A series of discussions on the legacy of martial law and authoritarianism are to be held at the Taipei International Book Exhibition this month, featuring findings and analysis by the Transitional Justice Commission. The commission and publisher Book Republic organized the series, entitled “Escaping the Nation’s Labyrinth of Memory: What Authoritarian Symbols and Records Can Tell Us,” to help people navigate narratives through textual analysis and comparisons with other nations. The four-day series is to begin on Thursday next week with a discussion between commission Chairwoman Yang Tsui (楊翠), Polish-language translator Lin Wei-yun (林蔚昀), and Polish author and artist Pawel Gorecki comparing
MOVING OUT: A former professor said that rent and early education costs in Taipei are the nation’s highest, which makes it difficult for young people to start families The population of Taipei last year fell to the lowest in 23 years due to high rent, more transportation options and the expansion of northern cities into a single metropolis, academics and city officials said on Monday. Data released this month by the Ministry of the Interior showed that the capital was home to 2,602,418 people last year, down 42,623 from 2019. The decline is second only to 1993, when the population fell by 42,828 people, while Taipei’s population was the lowest it has been since 1997. Taipei saw the biggest drop among the six special municipalities, while Taoyuan led the group in

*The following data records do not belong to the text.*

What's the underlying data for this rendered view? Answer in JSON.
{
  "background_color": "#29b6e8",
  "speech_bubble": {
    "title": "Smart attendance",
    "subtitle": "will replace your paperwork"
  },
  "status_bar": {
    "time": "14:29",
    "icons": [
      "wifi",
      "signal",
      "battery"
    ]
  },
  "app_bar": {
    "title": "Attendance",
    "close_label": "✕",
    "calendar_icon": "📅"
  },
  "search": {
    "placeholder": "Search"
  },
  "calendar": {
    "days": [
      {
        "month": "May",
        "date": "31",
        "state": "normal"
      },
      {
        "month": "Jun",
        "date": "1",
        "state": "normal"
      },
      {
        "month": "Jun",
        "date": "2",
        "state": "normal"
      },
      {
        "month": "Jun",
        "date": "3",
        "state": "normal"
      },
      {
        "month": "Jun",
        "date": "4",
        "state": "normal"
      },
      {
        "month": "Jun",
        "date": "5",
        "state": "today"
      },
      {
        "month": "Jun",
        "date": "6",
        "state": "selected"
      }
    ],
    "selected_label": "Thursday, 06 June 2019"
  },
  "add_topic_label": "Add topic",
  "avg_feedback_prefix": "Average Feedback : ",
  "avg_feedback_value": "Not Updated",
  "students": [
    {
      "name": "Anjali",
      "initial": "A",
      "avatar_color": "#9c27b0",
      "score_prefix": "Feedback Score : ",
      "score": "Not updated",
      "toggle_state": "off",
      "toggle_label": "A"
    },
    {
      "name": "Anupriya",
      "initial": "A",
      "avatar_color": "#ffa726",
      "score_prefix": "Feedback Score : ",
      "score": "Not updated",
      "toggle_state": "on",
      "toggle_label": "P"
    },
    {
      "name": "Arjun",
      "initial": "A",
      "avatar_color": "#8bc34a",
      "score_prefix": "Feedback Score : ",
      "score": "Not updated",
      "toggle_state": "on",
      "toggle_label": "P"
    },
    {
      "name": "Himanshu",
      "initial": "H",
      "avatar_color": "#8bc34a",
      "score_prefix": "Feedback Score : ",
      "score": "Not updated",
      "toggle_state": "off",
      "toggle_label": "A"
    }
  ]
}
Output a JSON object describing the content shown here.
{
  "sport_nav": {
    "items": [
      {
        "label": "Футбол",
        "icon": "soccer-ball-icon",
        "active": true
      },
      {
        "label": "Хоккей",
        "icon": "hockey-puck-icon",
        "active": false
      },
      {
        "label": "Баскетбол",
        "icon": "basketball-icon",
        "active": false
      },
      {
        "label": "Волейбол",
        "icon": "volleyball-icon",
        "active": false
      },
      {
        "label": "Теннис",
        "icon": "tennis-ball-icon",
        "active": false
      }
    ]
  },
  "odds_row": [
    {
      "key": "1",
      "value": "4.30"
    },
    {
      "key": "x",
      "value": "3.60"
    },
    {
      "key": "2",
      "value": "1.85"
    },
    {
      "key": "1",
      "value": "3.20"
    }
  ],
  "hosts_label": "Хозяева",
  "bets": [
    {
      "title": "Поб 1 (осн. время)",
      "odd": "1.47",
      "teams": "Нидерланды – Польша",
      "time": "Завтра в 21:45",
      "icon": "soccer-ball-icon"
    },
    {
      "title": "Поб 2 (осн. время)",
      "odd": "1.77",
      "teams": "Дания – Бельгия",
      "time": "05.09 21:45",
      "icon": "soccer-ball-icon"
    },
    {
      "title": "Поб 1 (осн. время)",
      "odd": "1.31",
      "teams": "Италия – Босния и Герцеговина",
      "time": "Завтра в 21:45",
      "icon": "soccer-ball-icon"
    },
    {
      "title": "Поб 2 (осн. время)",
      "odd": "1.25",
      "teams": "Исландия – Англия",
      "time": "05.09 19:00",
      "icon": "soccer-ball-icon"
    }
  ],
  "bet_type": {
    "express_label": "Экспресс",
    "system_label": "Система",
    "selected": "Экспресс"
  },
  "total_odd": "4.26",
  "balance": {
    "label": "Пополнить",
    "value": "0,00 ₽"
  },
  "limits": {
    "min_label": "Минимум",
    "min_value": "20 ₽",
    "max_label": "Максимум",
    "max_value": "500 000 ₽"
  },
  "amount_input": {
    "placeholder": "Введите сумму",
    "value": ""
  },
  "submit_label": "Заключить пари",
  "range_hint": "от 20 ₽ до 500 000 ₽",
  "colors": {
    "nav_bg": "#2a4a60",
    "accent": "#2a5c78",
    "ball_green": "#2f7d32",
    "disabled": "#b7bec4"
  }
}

A legislator yesterday called for authorities to investigate the sale of Chinese-made, Internet-connected karaoke machines containing “propaganda songs.” Democratic Progressive Party Legislator Chen Ting-fei (陳亭妃) said she was approached by a person who had discovered Chinese patriotic songs such as My Motherland (我的祖國) — which is commonly referred to as China’s “second national anthem” — in Chinese-made karaoke devices sold in Taiwan. The machines are popular, as they can connect to the Internet, providing access to thousands of songs, she said. One retailer, who asked to remain anonymous, said that the machines first entered the local market about three years ago, starting with